Another impressive coffee alternative on the market is Dandy Blend, a powder made from herbal ingredients, such as roasted barley, rye, dandelion root, and chicory root. Dandy Blend not only offers rich brown color, but its taste is nostalgically similar to coffee. Dandy Blend stands out from other natural coffee substitutes because it doesn't need to be brewed, which makes it similar to instant espresso. It is acceptable to put the dry granules directly into your recipe. However, another option is to mix it in some liquid before adding it to your recipe. Fortunately, you don't have to add it to hot liquid; it can be room temperature or even cold, which makes it a breeze to use (via Dandy Blend). Whether your recipe calls for melted butter or cold milk, throwing your Dandy Blend into either would work sufficiently. The great news is that your baked goods will not be sparse in flavor because the Dandy powder provides a solid and smooth coffee-like taste.

Coffee extract

A fantastic substitute for instant espresso is a coffee extract. Although coffee extract is technically a liquid, it is typically strong in flavor, so a little goes a long way. In most cases, you won't need to reduce the fluids in your recipe to account for the extract because you will only need a splash or two, which isn't enough to affect the liquid-to-dry ingredient ratio. Some baking recipes even suggest coffee extract over instant espresso and other forms of coffee because of how robust the coffee flavor is. The extract is a concentrated liquid with a coffee-like color, so using it will deepen the shade of the frosting, ice cream, or any other sweet you're making, just as instant espresso would (via OliveNation). If you're looking for a quick fix, coffee extract is the perfect solution because it can be added to desserts as is and doesn't require any prep before using it.

Brewed espresso

Similar to brewed coffee, you can conveniently use brewed espresso when making desserts that call for the instant version of espresso. Brewed espresso might be a step above brewed coffee as a fill-in because it is more concentrated and more potent in flavor.

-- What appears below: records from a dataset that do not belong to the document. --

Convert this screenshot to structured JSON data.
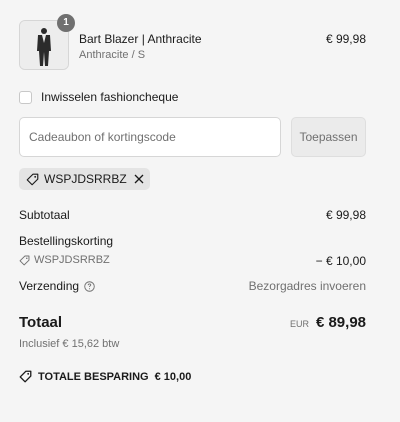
{
  "product": {
    "quantity": "1",
    "name": "Bart Blazer | Anthracite",
    "variant": "Anthracite / S",
    "price": "€ 99,98"
  },
  "fashioncheque": {
    "label": "Inwisselen fashioncheque",
    "checked": false
  },
  "discount": {
    "placeholder": "Cadeaubon of kortingscode",
    "value": "",
    "apply_label": "Toepassen",
    "applied_code": "WSPJDSRRBZ"
  },
  "summary": {
    "subtotal_label": "Subtotaal",
    "subtotal_value": "€ 99,98",
    "order_discount_label": "Bestellingskorting",
    "order_discount_code": "WSPJDSRRBZ",
    "order_discount_value": "− € 10,00",
    "shipping_label": "Verzending",
    "shipping_value": "Bezorgadres invoeren",
    "total_label": "Totaal",
    "total_currency": "EUR",
    "total_value": "€ 89,98",
    "tax_note": "Inclusief € 15,62 btw",
    "savings_label": "TOTALE BESPARING",
    "savings_value": "€ 10,00"
  },
  "colors": {
    "text": "#1a1a1a",
    "muted": "#707070",
    "background": "#f5f5f5",
    "chip": "#e4e4e4"
  },
  "icons": {
    "discount_tag": "tag-icon",
    "remove_code": "close-icon",
    "shipping_info": "help-circle-icon",
    "savings": "tag-icon"
  }
}
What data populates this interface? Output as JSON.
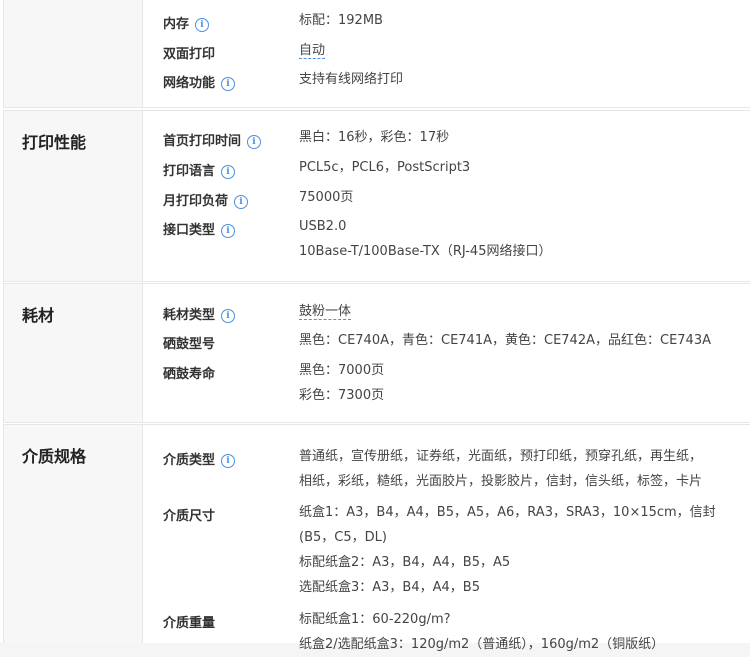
{
  "sections": [
    {
      "category": "",
      "rows": [
        {
          "label": "内存",
          "has_info": true,
          "lines": [
            "标配：192MB"
          ]
        },
        {
          "label": "双面打印",
          "has_info": false,
          "lines": [
            "自动"
          ]
        },
        {
          "label": "网络功能",
          "has_info": true,
          "lines": [
            "支持有线网络打印"
          ]
        }
      ]
    },
    {
      "category": "打印性能",
      "rows": [
        {
          "label": "首页打印时间",
          "has_info": true,
          "lines": [
            "黑白：16秒，彩色：17秒"
          ]
        },
        {
          "label": "打印语言",
          "has_info": true,
          "lines": [
            "PCL5c，PCL6，PostScript3"
          ]
        },
        {
          "label": "月打印负荷",
          "has_info": true,
          "lines": [
            "75000页"
          ]
        },
        {
          "label": "接口类型",
          "has_info": true,
          "lines": [
            "USB2.0",
            "10Base-T/100Base-TX（RJ-45网络接口）"
          ]
        }
      ]
    },
    {
      "category": "耗材",
      "rows": [
        {
          "label": "耗材类型",
          "has_info": true,
          "lines": [
            "鼓粉一体"
          ]
        },
        {
          "label": "硒鼓型号",
          "has_info": false,
          "lines": [
            "黑色：CE740A，青色：CE741A，黄色：CE742A，品红色：CE743A"
          ]
        },
        {
          "label": "硒鼓寿命",
          "has_info": false,
          "lines": [
            "黑色：7000页",
            "彩色：7300页"
          ]
        }
      ]
    },
    {
      "category": "介质规格",
      "rows": [
        {
          "label": "介质类型",
          "has_info": true,
          "lines": [
            "普通纸，宣传册纸，证券纸，光面纸，预打印纸，预穿孔纸，再生纸，",
            "相纸，彩纸，糙纸，光面胶片，投影胶片，信封，信头纸，标签，卡片"
          ]
        },
        {
          "label": "介质尺寸",
          "has_info": false,
          "lines": [
            "纸盒1：A3，B4，A4，B5，A5，A6，RA3，SRA3，10×15cm，信封",
            "(B5，C5，DL)",
            "标配纸盒2：A3，B4，A4，B5，A5",
            "选配纸盒3：A3，B4，A4，B5"
          ]
        },
        {
          "label": "介质重量",
          "has_info": false,
          "lines": [
            "标配纸盒1：60-220g/m?",
            "纸盒2/选配纸盒3：120g/m2（普通纸），160g/m2（铜版纸）"
          ]
        }
      ]
    }
  ]
}
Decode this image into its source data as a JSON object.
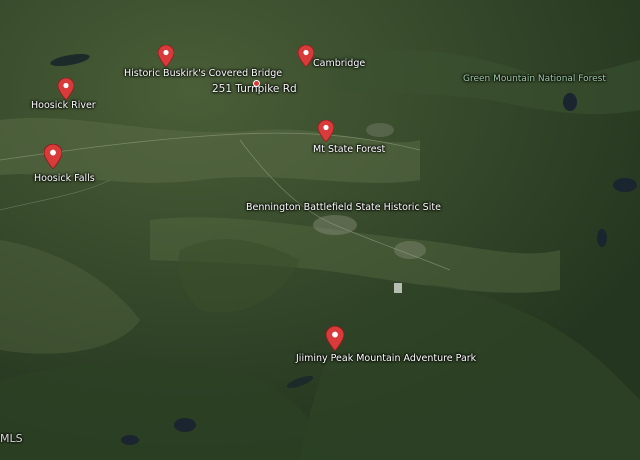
{
  "places": [
    {
      "id": "hoosick-river",
      "label": "Hoosick River"
    },
    {
      "id": "historic-buskirk",
      "label": "Historic Buskirk's Covered Bridge"
    },
    {
      "id": "cambridge",
      "label": "Cambridge"
    },
    {
      "id": "mt-state-forest",
      "label": "Mt State Forest"
    },
    {
      "id": "hoosick-falls",
      "label": "Hoosick Falls"
    },
    {
      "id": "jiiminy-peak",
      "label": "Jiiminy Peak Mountain Adventure Park"
    }
  ],
  "road_label": "251 Turnpike Rd",
  "area_labels": {
    "bennington": "Bennington Battlefield State Historic Site",
    "green_mountain": "Green Mountain National Forest"
  },
  "watermark": "MLS",
  "colors": {
    "pin": "#d93a3a",
    "forest_label": "#9ec9a8"
  }
}
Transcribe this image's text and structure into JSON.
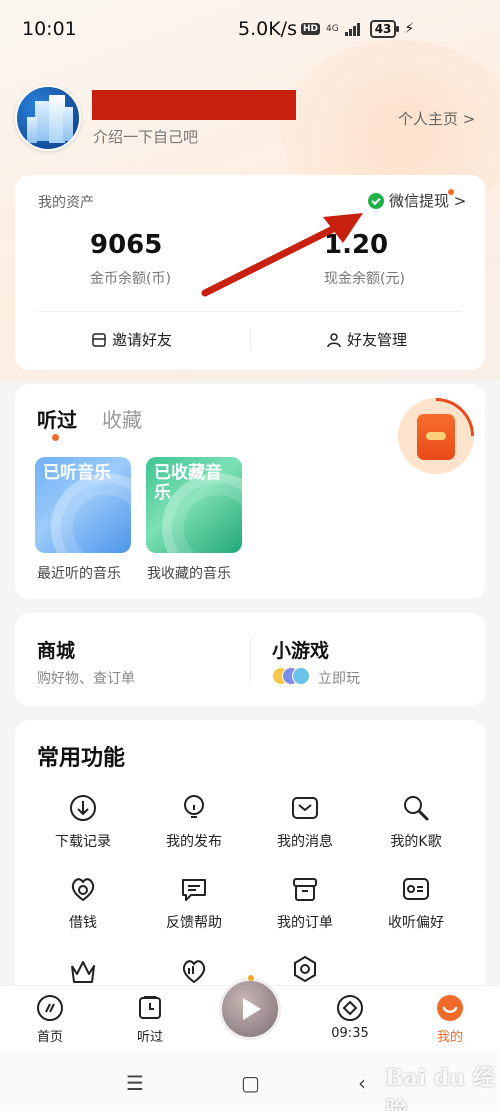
{
  "status_bar": {
    "time": "10:01",
    "net_speed": "5.0K/s",
    "hd": "HD",
    "network": "4G",
    "battery": "43"
  },
  "profile": {
    "description": "介绍一下自己吧",
    "homepage_link": "个人主页 >"
  },
  "assets": {
    "label": "我的资产",
    "withdraw_label": "微信提现 >",
    "coin_value": "9065",
    "coin_label": "金币余额(币)",
    "cash_value": "1.20",
    "cash_label": "现金余额(元)",
    "invite_label": "邀请好友",
    "friends_label": "好友管理"
  },
  "listening": {
    "tabs": [
      "听过",
      "收藏"
    ],
    "tiles": [
      {
        "title": "已听音乐",
        "caption": "最近听的音乐"
      },
      {
        "title": "已收藏音乐",
        "caption": "我收藏的音乐"
      }
    ]
  },
  "shop": {
    "title": "商城",
    "subtitle": "购好物、查订单"
  },
  "game": {
    "title": "小游戏",
    "subtitle": "立即玩"
  },
  "functions": {
    "title": "常用功能",
    "items": [
      {
        "label": "下载记录",
        "icon": "download-icon"
      },
      {
        "label": "我的发布",
        "icon": "publish-icon"
      },
      {
        "label": "我的消息",
        "icon": "message-icon"
      },
      {
        "label": "我的K歌",
        "icon": "karaoke-icon"
      },
      {
        "label": "借钱",
        "icon": "loan-icon"
      },
      {
        "label": "反馈帮助",
        "icon": "feedback-icon"
      },
      {
        "label": "我的订单",
        "icon": "order-icon"
      },
      {
        "label": "收听偏好",
        "icon": "preference-icon"
      }
    ]
  },
  "bottom_nav": {
    "items": [
      {
        "label": "首页",
        "icon": "home-icon"
      },
      {
        "label": "听过",
        "icon": "listened-icon"
      },
      {
        "label": "09:35",
        "icon": "timer-icon"
      },
      {
        "label": "我的",
        "icon": "mine-icon"
      }
    ]
  },
  "watermark": "Bai du 经验",
  "colors": {
    "accent": "#f26a2a",
    "redact": "#c8200e",
    "wechat": "#22b04b",
    "arrow": "#c8200e"
  }
}
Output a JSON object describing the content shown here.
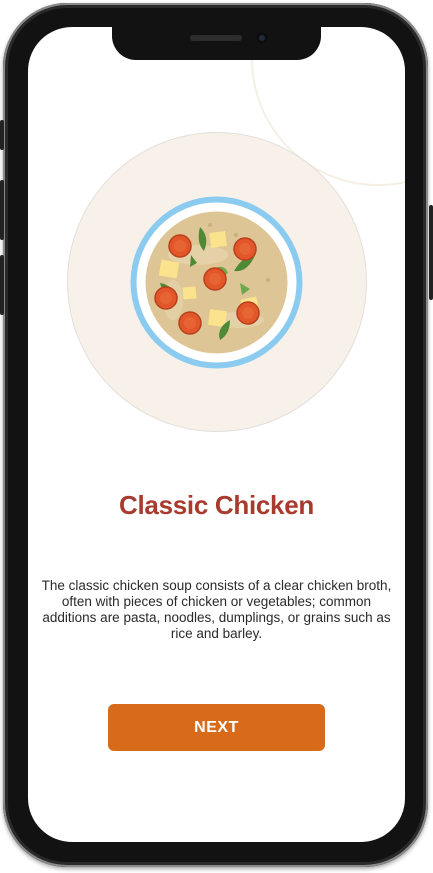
{
  "screen": {
    "title": "Classic Chicken",
    "description": "The classic chicken soup consists of a clear chicken broth, often with pieces of chicken or vegetables; common additions are pasta, noodles, dumplings, or grains such as rice and barley.",
    "next_label": "NEXT"
  },
  "illustration": {
    "icon": "chicken-soup-bowl-icon"
  },
  "colors": {
    "title": "#a83a2e",
    "button": "#d76b1a",
    "bowl_rim": "#8ccbf0",
    "broth": "#ddc596",
    "carrot": "#e2562a",
    "herb": "#4e8a35",
    "chicken": "#fae38c"
  }
}
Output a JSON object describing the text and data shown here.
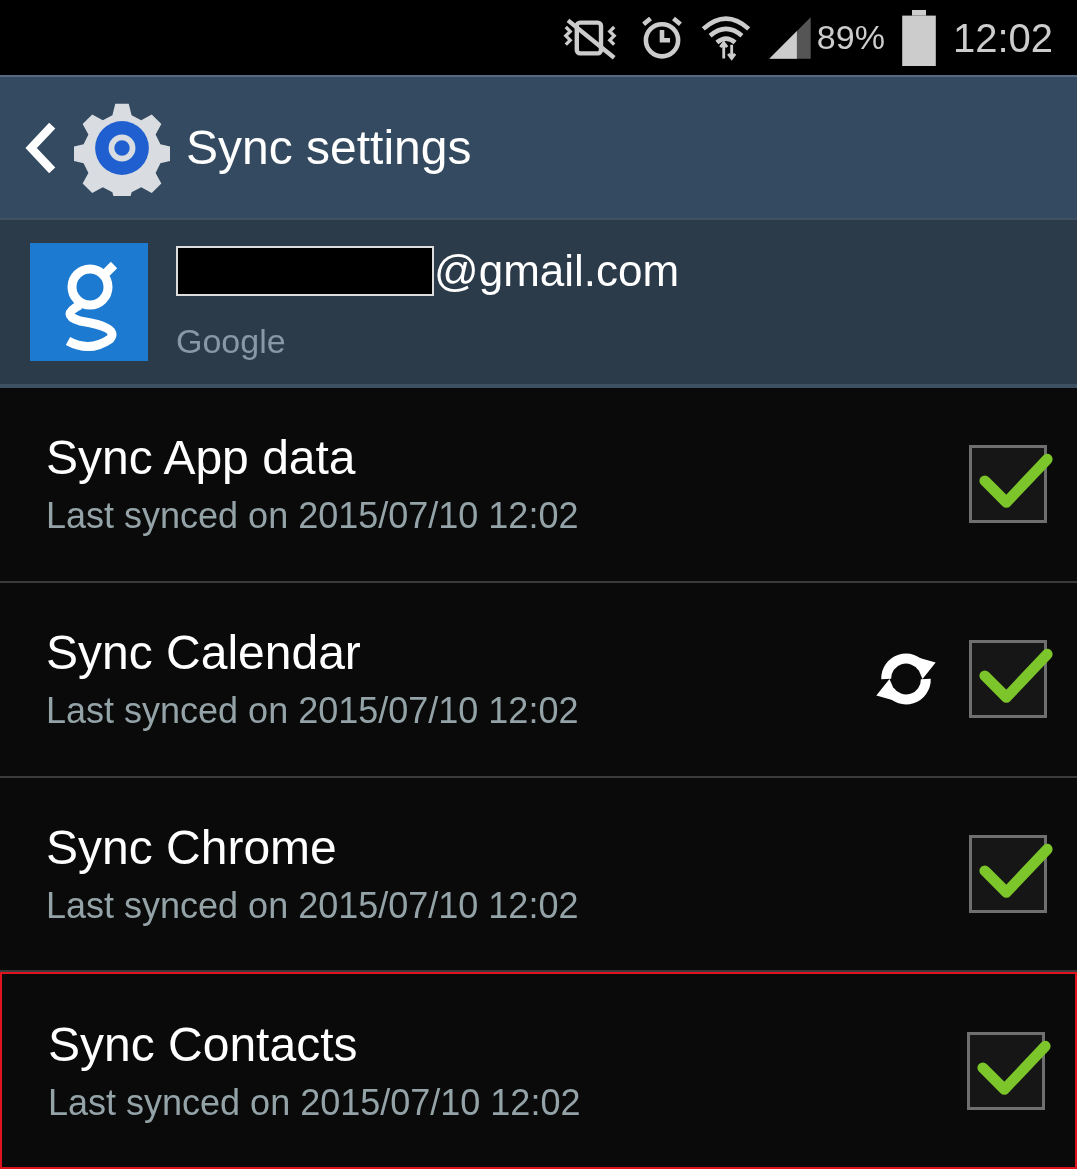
{
  "status_bar": {
    "battery": "89%",
    "time": "12:02"
  },
  "header": {
    "title": "Sync settings"
  },
  "account": {
    "email": "@gmail.com",
    "redacted": true,
    "type": "Google"
  },
  "items": [
    {
      "title": "Sync App data",
      "subtitle": "Last synced on 2015/07/10 12:02",
      "checked": true,
      "syncing": false,
      "highlighted": false
    },
    {
      "title": "Sync Calendar",
      "subtitle": "Last synced on 2015/07/10 12:02",
      "checked": true,
      "syncing": true,
      "highlighted": false
    },
    {
      "title": "Sync Chrome",
      "subtitle": "Last synced on 2015/07/10 12:02",
      "checked": true,
      "syncing": false,
      "highlighted": false
    },
    {
      "title": "Sync Contacts",
      "subtitle": "Last synced on 2015/07/10 12:02",
      "checked": true,
      "syncing": false,
      "highlighted": true
    }
  ]
}
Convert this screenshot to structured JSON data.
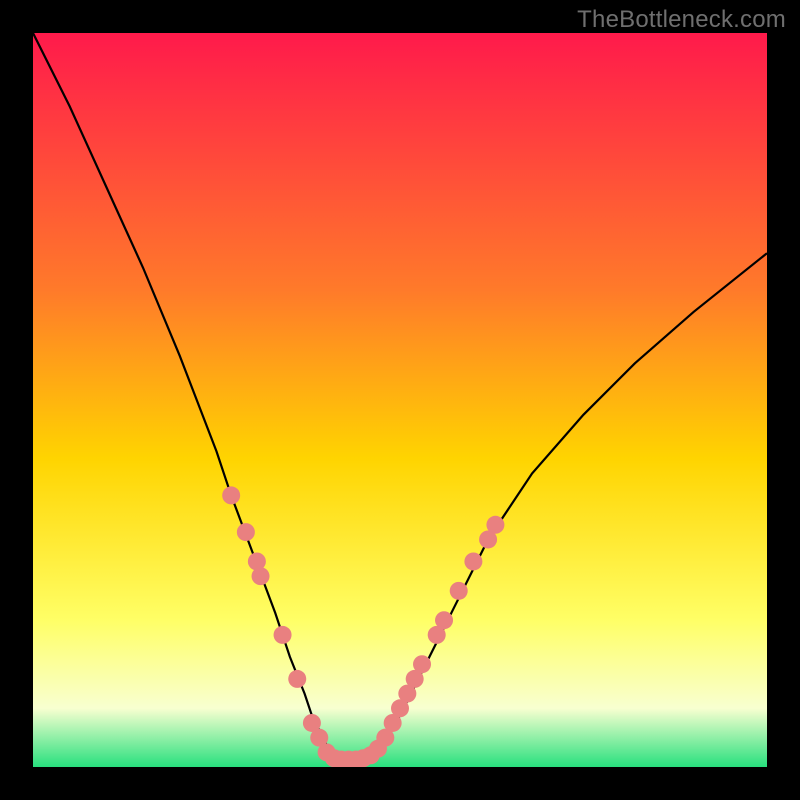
{
  "watermark": "TheBottleneck.com",
  "colors": {
    "black": "#000000",
    "gradient_top": "#ff1a4b",
    "gradient_mid_upper": "#ff7a2a",
    "gradient_mid": "#ffd400",
    "gradient_mid_lower": "#ffff66",
    "gradient_pale": "#f8ffd0",
    "gradient_green": "#28e07e",
    "curve": "#000000",
    "marker": "#e98080"
  },
  "chart_data": {
    "type": "line",
    "title": "",
    "xlabel": "",
    "ylabel": "",
    "xlim": [
      0,
      100
    ],
    "ylim": [
      0,
      100
    ],
    "series": [
      {
        "name": "bottleneck-curve",
        "x": [
          0,
          5,
          10,
          15,
          20,
          25,
          27,
          30,
          33,
          35,
          37,
          38,
          39,
          40,
          41,
          42,
          43,
          44,
          45,
          46,
          48,
          50,
          52,
          55,
          58,
          62,
          68,
          75,
          82,
          90,
          100
        ],
        "y": [
          100,
          90,
          79,
          68,
          56,
          43,
          37,
          29,
          21,
          15,
          10,
          7,
          5,
          3,
          1.5,
          1,
          1,
          1,
          1.5,
          2,
          4,
          7,
          11,
          17,
          23,
          31,
          40,
          48,
          55,
          62,
          70
        ]
      }
    ],
    "markers": {
      "name": "highlighted-points",
      "points": [
        {
          "x": 27,
          "y": 37
        },
        {
          "x": 29,
          "y": 32
        },
        {
          "x": 30.5,
          "y": 28
        },
        {
          "x": 31,
          "y": 26
        },
        {
          "x": 34,
          "y": 18
        },
        {
          "x": 36,
          "y": 12
        },
        {
          "x": 38,
          "y": 6
        },
        {
          "x": 39,
          "y": 4
        },
        {
          "x": 40,
          "y": 2
        },
        {
          "x": 41,
          "y": 1.2
        },
        {
          "x": 42,
          "y": 1
        },
        {
          "x": 43,
          "y": 1
        },
        {
          "x": 44,
          "y": 1
        },
        {
          "x": 45,
          "y": 1.2
        },
        {
          "x": 46,
          "y": 1.6
        },
        {
          "x": 47,
          "y": 2.5
        },
        {
          "x": 48,
          "y": 4
        },
        {
          "x": 49,
          "y": 6
        },
        {
          "x": 50,
          "y": 8
        },
        {
          "x": 51,
          "y": 10
        },
        {
          "x": 52,
          "y": 12
        },
        {
          "x": 53,
          "y": 14
        },
        {
          "x": 55,
          "y": 18
        },
        {
          "x": 56,
          "y": 20
        },
        {
          "x": 58,
          "y": 24
        },
        {
          "x": 60,
          "y": 28
        },
        {
          "x": 62,
          "y": 31
        },
        {
          "x": 63,
          "y": 33
        }
      ]
    }
  }
}
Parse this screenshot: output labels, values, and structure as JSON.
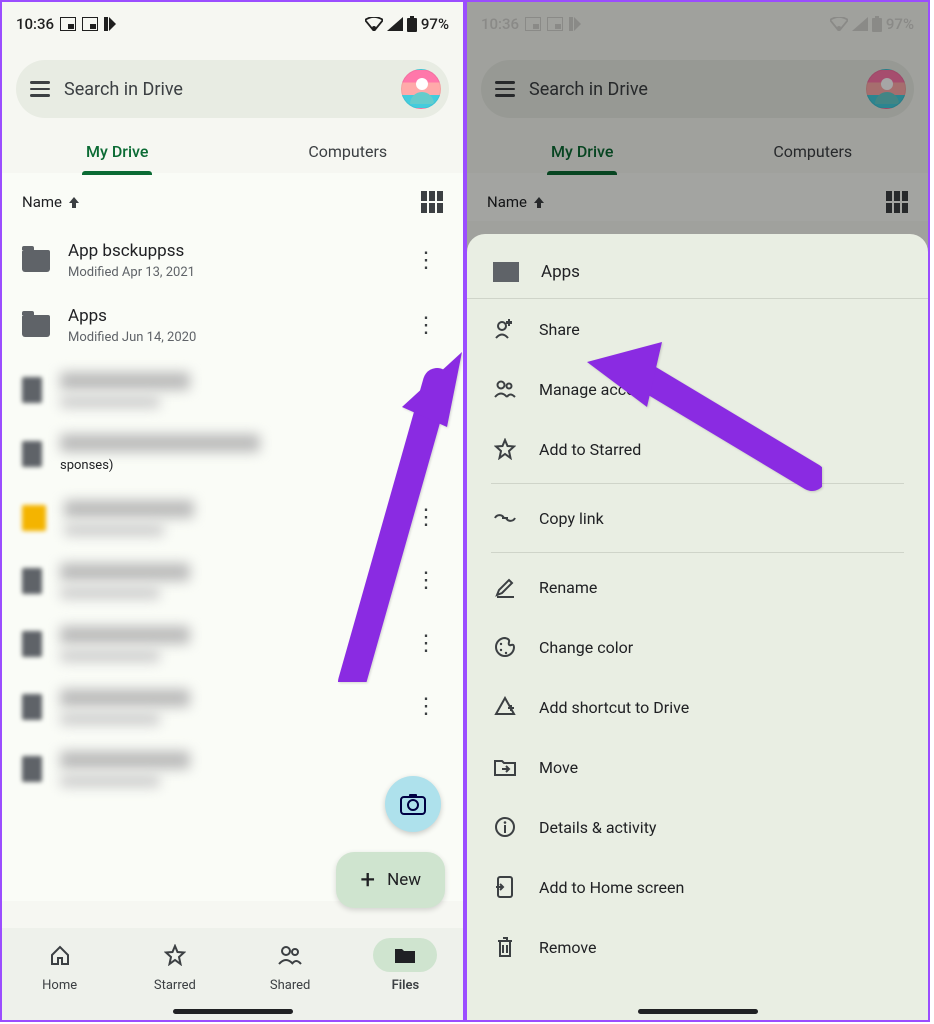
{
  "status": {
    "time": "10:36",
    "battery": "97%"
  },
  "search": {
    "placeholder": "Search in Drive"
  },
  "tabs": {
    "mydrive": "My Drive",
    "computers": "Computers"
  },
  "sort": {
    "label": "Name"
  },
  "files": [
    {
      "title": "App bsckuppss",
      "sub": "Modified Apr 13, 2021"
    },
    {
      "title": "Apps",
      "sub": "Modified Jun 14, 2020"
    },
    {
      "title_fragment": "sponses)"
    }
  ],
  "fab": {
    "new": "New"
  },
  "nav": {
    "home": "Home",
    "starred": "Starred",
    "shared": "Shared",
    "files": "Files"
  },
  "sheet": {
    "title": "Apps",
    "share": "Share",
    "manage": "Manage access",
    "starred": "Add to Starred",
    "copylink": "Copy link",
    "rename": "Rename",
    "color": "Change color",
    "shortcut": "Add shortcut to Drive",
    "move": "Move",
    "details": "Details & activity",
    "homescreen": "Add to Home screen",
    "remove": "Remove"
  }
}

Although some may assume that it's a particular bean that makes espresso taste so bold, the untold truth about espresso is that it's actually the process of making it that causes it to be so intense. Therefore, when baking with it, any form of espresso will surely give your dessert the kick that it needs. Depending on the amounts your recipe calls for, you might need to adjust slightly to ensure consistency stays the same and doesn't turn runny, according to Community Coffee. If anything, you can subtract some water or milk from the recipe to account for it. Aside from being aware of any additional liquid you're adding to your recipe, brewed espresso is a solid stand-in with no significant downfalls.